REQUIRED ACTION
Across all the entries, how many lines hold "this"? Answer with that number and nothing else.

RECORDS FOR THE EXERCISE
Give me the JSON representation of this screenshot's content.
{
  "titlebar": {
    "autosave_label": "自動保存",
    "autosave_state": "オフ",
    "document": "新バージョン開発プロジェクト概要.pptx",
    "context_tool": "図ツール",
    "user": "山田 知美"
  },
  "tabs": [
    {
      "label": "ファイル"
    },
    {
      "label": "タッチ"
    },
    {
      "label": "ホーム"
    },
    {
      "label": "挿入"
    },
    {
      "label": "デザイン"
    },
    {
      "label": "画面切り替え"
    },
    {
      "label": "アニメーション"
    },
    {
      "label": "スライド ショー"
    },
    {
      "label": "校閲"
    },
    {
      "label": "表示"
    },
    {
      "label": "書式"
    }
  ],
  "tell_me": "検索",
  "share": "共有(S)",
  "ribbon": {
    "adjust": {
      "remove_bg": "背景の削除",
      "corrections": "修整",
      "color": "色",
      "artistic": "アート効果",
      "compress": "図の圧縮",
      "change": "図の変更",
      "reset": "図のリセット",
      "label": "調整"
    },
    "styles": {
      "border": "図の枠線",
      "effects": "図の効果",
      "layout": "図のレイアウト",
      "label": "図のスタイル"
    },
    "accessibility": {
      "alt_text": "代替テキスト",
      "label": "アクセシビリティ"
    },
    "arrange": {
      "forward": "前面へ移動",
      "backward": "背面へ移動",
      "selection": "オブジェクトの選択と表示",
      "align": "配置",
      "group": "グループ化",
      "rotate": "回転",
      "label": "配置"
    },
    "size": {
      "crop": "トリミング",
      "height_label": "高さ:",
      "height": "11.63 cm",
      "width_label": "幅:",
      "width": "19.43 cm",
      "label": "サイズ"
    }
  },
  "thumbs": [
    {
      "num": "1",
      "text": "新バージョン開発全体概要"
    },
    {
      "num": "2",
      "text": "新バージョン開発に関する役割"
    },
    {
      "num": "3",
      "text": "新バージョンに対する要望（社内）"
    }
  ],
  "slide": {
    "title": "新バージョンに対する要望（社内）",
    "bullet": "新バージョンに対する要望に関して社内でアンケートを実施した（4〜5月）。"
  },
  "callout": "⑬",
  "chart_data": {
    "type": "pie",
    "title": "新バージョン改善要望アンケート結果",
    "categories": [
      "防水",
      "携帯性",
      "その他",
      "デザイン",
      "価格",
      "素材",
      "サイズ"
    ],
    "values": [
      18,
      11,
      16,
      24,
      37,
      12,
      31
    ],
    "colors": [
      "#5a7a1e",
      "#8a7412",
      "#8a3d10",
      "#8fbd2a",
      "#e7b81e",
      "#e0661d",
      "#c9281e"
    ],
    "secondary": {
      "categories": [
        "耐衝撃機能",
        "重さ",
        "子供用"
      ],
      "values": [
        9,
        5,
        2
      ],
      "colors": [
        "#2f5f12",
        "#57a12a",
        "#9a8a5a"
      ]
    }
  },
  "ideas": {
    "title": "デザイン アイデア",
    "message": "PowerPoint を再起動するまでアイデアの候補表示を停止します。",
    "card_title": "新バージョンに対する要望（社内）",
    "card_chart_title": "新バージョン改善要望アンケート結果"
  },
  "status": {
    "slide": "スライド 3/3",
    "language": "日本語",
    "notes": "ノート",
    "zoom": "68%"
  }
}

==

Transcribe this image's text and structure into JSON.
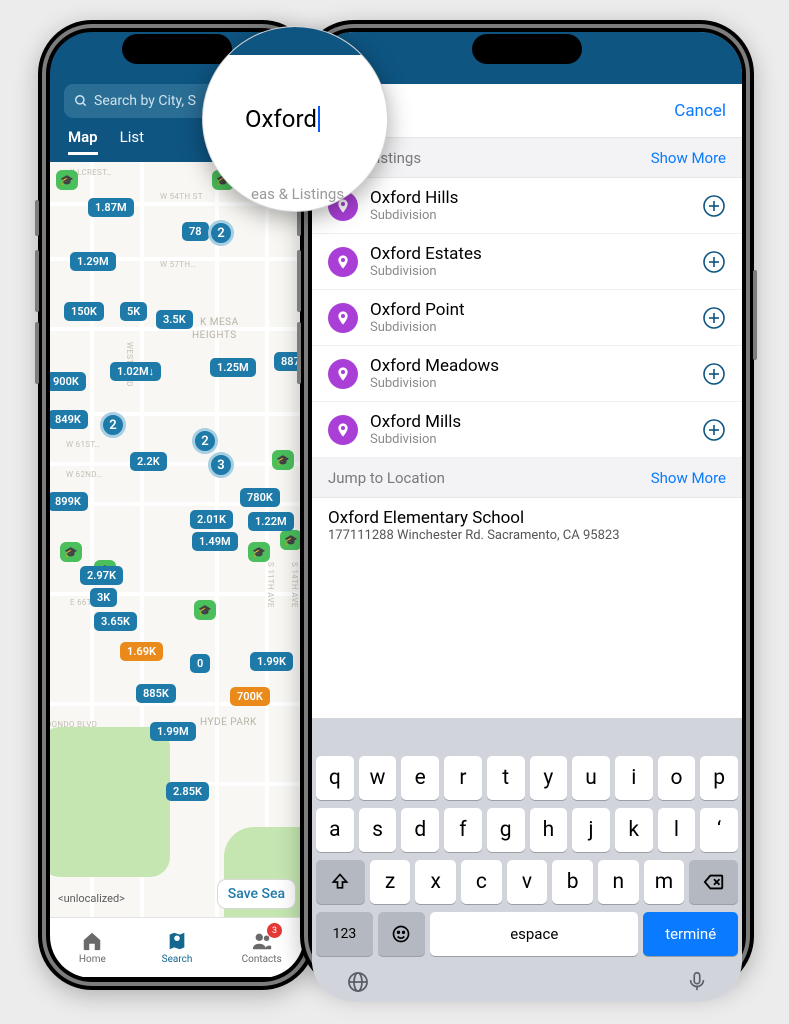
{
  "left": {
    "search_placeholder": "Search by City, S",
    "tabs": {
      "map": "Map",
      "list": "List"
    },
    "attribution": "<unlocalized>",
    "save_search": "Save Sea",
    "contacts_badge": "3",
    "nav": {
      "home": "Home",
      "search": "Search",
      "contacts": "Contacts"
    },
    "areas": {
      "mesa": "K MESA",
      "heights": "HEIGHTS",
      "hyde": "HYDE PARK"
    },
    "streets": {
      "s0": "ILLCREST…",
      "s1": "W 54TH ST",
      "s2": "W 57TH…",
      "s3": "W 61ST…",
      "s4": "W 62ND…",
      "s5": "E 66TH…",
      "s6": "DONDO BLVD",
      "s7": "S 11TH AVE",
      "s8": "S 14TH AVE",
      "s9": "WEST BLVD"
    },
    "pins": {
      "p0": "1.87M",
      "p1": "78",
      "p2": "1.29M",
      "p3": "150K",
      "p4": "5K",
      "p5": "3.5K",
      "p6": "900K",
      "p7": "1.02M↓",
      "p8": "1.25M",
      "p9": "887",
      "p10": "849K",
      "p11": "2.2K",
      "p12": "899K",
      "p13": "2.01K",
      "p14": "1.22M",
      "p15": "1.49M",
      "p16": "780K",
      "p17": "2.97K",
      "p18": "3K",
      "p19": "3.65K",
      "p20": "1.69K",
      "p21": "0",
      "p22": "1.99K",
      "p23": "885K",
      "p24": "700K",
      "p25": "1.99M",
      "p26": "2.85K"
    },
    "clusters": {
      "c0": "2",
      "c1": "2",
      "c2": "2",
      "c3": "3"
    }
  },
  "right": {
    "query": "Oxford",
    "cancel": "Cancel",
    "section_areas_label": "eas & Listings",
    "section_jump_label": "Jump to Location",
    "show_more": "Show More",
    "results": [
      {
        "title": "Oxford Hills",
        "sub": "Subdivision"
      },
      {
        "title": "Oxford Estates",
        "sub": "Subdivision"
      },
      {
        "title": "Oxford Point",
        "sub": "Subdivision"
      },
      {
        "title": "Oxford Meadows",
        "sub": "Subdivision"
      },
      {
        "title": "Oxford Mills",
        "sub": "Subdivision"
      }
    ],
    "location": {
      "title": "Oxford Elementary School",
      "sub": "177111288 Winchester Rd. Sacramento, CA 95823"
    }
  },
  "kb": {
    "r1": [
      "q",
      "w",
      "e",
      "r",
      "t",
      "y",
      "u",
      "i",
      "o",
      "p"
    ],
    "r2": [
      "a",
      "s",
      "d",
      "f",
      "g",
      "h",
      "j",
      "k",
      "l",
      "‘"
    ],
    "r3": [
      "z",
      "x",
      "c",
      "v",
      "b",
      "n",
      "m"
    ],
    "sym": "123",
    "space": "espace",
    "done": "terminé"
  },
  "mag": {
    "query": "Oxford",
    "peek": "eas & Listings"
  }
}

EXERCISE SOLUTION
2